Each flavor variety has its own color coded bag, which allows the potential customer to identify which are their favorites. The logo is discrete but visible. The other four important aspects are not quite as good. The color washed photo looks a bit confusing and doesn't really work on any of the flavor designs. The word 'Gourmet' should be at least as large (if Rachel really means it), as the 'Kettle Chips' on the main banner. The name of the flavor is slapped in a banner at the foot of the bag almost as an after-thought, when it is the most important part of this marketing production.
These Kettle Chips had a really solid crunch to them. The firm and hard texture allowed for a crisp, but rigid shatter rather than the smash you can often find with Regular Chips.
As with most Kettle Cooked Chips these were more thickly sliced than regular Chips. They were mostly large in size and there were very few broken Chips in the bag. There was not much seasoning visible, and what there was did not combine with the oil to provide significant finger residue.

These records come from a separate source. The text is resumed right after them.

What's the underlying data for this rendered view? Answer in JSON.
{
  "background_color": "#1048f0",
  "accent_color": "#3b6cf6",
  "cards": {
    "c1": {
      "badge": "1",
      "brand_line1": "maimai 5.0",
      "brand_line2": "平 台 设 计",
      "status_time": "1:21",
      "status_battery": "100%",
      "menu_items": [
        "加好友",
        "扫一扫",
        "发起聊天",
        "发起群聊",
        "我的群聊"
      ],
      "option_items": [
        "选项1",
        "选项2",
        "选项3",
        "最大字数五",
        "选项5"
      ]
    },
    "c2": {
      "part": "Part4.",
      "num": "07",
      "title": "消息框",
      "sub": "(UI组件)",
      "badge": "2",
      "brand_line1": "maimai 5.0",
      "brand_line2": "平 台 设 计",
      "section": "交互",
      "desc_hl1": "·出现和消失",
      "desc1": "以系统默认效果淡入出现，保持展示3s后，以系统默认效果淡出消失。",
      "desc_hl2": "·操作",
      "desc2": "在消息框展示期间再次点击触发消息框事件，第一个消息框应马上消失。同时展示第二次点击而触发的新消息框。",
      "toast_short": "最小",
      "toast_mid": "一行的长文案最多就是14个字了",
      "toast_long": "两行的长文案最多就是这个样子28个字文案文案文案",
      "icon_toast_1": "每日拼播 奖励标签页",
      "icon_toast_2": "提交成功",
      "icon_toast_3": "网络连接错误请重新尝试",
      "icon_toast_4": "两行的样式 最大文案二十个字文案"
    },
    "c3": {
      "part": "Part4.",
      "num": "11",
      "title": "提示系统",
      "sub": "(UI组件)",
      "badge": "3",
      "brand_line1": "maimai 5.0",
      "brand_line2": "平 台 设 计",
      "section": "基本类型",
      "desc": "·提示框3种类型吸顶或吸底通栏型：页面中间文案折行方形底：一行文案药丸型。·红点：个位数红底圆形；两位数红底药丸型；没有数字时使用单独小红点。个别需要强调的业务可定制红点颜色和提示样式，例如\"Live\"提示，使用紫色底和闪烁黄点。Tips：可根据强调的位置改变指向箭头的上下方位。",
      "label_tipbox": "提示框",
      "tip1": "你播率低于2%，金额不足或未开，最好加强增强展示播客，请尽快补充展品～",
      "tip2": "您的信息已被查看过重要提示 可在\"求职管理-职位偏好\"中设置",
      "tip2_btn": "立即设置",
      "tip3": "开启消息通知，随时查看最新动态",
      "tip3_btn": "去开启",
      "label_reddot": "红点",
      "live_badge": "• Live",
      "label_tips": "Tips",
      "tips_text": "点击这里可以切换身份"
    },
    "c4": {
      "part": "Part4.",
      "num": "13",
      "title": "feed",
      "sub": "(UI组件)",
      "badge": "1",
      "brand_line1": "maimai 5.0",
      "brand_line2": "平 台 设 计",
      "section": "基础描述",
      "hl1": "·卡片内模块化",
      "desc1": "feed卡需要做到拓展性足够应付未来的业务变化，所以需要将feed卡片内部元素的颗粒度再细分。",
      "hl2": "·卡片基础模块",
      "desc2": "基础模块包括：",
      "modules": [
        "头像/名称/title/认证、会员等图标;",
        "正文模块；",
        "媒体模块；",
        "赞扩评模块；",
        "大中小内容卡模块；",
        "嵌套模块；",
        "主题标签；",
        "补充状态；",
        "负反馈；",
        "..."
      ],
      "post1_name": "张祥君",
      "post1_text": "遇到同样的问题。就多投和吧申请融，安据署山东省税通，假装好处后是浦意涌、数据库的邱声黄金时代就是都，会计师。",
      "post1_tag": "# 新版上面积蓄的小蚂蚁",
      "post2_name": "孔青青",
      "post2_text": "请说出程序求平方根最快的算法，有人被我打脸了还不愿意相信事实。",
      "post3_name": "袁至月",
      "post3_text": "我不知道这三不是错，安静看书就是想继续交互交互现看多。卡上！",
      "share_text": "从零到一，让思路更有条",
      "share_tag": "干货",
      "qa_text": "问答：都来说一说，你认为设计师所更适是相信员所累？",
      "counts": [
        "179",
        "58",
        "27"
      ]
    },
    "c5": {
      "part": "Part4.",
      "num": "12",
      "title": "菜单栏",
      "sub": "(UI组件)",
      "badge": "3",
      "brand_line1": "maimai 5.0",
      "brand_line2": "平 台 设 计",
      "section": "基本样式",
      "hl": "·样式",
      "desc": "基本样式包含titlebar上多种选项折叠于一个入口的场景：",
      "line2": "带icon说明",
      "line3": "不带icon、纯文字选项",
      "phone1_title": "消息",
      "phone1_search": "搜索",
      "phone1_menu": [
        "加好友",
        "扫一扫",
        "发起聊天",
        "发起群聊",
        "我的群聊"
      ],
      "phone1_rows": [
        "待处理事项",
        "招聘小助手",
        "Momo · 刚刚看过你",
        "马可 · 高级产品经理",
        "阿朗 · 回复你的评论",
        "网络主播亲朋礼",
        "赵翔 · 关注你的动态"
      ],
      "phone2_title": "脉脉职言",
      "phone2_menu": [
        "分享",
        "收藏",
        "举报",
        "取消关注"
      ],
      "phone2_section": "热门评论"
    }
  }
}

A Nose Plunge Test revealed a slight Onion smell, but it was not significant to warm us to whatever was inside the bag. Although relatively low in sugar content compared to many Kettle Cooked Chips with the word 'Sweet' in the flavor title, the taste was of burning onions, without any smokiness. If that contradiction makes any sense it was like sweet onions being cooked - as they melted - this was the taste they produced. So, if you are in the mood for something sweet and savory, these could do the job.